■ Problem to work on
Total the lines of the entries below that hold the string "structured", then write only that total.
═══ Data to examine ═══
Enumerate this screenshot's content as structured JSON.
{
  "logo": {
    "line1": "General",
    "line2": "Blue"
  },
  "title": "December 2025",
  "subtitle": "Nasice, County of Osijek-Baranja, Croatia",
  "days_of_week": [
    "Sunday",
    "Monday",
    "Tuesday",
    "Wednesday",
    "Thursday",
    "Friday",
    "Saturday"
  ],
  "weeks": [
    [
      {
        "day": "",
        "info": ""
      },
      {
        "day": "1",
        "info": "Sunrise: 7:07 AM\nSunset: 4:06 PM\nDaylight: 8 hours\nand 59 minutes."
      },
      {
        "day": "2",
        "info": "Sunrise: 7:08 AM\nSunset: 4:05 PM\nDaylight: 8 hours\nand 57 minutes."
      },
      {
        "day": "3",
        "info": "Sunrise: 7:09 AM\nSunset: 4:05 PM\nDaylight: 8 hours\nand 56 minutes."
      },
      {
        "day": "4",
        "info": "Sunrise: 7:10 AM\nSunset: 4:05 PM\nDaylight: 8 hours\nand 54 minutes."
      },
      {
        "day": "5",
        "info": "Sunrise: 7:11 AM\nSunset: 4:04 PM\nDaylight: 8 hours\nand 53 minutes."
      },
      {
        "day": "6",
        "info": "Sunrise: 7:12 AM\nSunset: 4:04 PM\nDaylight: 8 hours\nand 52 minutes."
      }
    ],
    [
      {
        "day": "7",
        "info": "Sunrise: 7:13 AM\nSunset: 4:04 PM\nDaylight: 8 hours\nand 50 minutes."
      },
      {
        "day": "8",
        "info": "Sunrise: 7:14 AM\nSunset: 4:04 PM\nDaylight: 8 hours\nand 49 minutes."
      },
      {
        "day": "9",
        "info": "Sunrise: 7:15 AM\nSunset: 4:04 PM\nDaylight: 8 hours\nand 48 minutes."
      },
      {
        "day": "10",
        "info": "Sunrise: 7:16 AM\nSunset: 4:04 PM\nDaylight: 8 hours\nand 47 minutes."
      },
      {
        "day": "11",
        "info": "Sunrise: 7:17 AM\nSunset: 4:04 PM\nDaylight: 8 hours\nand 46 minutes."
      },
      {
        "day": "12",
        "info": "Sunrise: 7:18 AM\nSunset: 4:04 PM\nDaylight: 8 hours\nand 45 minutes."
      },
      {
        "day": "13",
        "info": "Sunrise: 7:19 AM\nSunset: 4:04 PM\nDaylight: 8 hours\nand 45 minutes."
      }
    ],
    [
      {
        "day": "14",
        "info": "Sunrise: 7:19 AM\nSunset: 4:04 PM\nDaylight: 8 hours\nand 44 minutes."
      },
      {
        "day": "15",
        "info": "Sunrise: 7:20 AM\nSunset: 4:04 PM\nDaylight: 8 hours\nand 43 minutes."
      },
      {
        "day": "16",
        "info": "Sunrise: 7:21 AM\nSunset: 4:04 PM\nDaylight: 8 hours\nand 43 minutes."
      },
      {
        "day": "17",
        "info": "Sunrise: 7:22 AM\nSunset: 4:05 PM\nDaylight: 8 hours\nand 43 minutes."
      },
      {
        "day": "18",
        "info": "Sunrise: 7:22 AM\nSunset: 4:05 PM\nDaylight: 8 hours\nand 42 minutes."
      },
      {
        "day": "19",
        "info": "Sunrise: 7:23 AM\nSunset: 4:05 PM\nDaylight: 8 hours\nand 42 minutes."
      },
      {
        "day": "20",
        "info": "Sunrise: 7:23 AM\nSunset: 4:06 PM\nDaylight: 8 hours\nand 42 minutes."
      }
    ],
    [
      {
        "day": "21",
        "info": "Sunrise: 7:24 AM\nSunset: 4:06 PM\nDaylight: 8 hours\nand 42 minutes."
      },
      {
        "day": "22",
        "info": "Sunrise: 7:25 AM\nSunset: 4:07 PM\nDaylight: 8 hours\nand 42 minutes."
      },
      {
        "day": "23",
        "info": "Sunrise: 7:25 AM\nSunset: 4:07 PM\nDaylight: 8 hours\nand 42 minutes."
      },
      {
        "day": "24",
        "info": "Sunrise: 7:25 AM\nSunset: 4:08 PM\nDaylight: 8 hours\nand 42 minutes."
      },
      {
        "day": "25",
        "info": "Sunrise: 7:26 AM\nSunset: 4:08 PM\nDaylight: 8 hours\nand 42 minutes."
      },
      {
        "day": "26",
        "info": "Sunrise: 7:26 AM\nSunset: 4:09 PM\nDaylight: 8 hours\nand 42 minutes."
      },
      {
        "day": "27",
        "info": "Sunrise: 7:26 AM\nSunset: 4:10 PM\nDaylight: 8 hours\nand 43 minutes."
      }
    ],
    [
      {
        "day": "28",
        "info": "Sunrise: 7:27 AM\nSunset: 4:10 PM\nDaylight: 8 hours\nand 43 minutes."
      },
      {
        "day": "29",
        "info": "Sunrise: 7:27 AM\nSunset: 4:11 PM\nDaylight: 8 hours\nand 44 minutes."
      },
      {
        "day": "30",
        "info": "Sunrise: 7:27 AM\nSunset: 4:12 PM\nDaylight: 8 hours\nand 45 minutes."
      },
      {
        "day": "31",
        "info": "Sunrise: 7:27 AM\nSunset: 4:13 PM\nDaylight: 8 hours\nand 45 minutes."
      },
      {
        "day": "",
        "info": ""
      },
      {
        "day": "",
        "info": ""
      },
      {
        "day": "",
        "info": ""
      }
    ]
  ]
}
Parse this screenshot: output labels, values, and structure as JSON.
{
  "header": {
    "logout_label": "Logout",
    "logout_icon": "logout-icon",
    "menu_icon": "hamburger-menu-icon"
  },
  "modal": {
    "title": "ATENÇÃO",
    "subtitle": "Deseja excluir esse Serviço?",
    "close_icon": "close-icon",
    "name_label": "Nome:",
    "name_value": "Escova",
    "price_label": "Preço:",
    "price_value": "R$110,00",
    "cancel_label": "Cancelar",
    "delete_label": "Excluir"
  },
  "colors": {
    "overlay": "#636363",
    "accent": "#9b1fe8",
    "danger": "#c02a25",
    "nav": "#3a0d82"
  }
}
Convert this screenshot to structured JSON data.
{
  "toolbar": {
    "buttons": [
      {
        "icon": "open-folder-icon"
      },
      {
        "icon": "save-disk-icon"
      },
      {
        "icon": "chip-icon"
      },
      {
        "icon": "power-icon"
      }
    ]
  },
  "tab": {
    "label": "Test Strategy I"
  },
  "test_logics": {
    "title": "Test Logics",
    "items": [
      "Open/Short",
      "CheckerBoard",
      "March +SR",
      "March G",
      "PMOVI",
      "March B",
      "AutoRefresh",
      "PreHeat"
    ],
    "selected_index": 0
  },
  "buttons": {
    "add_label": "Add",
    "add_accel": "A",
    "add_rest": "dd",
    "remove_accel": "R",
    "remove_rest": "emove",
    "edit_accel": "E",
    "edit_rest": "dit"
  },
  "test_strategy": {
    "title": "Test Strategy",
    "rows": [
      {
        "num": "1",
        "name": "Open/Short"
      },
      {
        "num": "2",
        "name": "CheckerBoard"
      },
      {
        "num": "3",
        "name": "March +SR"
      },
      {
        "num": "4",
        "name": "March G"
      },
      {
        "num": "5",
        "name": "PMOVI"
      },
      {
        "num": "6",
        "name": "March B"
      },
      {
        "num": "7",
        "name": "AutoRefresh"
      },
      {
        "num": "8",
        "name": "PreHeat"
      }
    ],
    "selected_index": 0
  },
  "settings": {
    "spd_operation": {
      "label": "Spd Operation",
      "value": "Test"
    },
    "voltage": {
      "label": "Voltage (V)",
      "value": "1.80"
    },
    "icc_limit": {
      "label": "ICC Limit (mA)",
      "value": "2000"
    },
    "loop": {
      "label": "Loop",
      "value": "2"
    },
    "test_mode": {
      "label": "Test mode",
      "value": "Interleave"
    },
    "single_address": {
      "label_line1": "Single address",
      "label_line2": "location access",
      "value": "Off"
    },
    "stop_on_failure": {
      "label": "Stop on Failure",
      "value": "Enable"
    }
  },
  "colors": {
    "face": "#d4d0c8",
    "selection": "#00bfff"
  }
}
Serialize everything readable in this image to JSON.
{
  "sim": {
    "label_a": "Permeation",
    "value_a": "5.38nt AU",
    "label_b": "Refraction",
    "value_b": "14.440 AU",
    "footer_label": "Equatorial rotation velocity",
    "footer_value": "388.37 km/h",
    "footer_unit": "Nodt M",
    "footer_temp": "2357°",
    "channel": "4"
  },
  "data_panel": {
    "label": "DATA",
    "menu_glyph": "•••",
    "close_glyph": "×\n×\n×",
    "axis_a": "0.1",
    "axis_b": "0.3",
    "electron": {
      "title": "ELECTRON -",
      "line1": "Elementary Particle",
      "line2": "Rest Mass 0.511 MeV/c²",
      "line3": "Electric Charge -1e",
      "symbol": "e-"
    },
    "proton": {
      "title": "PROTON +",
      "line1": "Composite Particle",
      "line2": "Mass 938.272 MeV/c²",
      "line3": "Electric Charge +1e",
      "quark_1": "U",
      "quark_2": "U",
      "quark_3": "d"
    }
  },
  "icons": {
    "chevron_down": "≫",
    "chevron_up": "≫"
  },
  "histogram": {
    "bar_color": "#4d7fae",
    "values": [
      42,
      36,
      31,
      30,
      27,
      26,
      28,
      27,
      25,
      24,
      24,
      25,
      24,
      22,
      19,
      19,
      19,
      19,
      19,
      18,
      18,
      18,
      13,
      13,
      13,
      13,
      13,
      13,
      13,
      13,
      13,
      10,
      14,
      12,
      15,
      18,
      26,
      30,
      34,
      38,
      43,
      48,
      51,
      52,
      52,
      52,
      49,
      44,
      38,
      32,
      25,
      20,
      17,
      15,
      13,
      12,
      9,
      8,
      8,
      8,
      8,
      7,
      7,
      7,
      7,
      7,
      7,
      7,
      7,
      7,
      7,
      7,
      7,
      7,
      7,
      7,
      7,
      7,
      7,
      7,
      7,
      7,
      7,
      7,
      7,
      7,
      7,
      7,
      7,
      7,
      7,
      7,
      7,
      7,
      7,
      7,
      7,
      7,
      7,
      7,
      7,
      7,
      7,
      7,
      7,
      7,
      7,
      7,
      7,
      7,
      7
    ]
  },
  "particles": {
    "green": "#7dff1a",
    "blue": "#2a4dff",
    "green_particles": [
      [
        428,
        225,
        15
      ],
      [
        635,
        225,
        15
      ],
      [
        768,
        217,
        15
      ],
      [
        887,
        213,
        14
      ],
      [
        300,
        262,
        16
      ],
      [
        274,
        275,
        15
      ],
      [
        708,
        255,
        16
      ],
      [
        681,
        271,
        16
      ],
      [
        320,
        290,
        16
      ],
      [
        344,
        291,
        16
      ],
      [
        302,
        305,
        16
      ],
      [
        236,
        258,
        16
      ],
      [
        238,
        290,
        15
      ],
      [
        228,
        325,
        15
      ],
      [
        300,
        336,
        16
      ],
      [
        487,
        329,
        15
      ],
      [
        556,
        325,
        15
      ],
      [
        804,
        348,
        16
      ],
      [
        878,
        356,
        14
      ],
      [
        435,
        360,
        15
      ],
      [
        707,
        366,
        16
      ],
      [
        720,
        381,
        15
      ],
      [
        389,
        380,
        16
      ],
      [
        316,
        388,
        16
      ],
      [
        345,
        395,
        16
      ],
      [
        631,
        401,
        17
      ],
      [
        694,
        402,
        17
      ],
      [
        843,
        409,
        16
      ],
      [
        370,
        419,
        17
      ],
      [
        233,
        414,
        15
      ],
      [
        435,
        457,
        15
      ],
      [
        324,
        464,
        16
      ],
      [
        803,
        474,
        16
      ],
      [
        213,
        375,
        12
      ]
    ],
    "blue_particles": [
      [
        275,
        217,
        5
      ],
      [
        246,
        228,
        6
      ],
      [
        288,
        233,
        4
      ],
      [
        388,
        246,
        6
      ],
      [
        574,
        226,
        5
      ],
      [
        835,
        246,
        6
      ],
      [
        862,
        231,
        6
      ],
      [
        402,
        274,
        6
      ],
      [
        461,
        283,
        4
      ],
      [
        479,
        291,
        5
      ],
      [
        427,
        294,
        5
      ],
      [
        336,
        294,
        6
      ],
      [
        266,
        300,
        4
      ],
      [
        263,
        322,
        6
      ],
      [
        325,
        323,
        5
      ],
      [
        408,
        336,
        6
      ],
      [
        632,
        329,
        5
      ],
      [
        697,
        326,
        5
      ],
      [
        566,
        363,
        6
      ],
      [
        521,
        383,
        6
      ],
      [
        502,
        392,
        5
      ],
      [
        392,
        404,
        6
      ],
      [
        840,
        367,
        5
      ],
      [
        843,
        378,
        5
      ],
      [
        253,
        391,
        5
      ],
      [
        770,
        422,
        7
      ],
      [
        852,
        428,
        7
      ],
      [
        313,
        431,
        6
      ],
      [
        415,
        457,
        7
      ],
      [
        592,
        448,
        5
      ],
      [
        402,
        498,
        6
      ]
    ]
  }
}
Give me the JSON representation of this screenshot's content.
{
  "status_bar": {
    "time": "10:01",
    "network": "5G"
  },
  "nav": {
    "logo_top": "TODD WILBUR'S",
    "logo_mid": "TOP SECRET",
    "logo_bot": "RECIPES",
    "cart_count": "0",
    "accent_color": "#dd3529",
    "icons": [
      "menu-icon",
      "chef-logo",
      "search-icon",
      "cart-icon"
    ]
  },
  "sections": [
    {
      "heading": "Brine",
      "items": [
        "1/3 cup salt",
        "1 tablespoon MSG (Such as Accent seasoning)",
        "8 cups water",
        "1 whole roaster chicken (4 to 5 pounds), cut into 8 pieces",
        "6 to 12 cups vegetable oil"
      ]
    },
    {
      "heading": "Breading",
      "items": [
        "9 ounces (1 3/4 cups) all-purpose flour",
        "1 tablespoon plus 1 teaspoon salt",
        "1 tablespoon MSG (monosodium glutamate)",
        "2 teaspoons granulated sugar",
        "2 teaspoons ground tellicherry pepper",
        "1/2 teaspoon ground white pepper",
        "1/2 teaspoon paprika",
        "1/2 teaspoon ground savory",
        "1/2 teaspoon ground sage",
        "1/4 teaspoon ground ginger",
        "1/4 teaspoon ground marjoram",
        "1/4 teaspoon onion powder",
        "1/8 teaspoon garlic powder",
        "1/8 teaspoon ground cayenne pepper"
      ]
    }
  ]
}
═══
■ Worked solution
2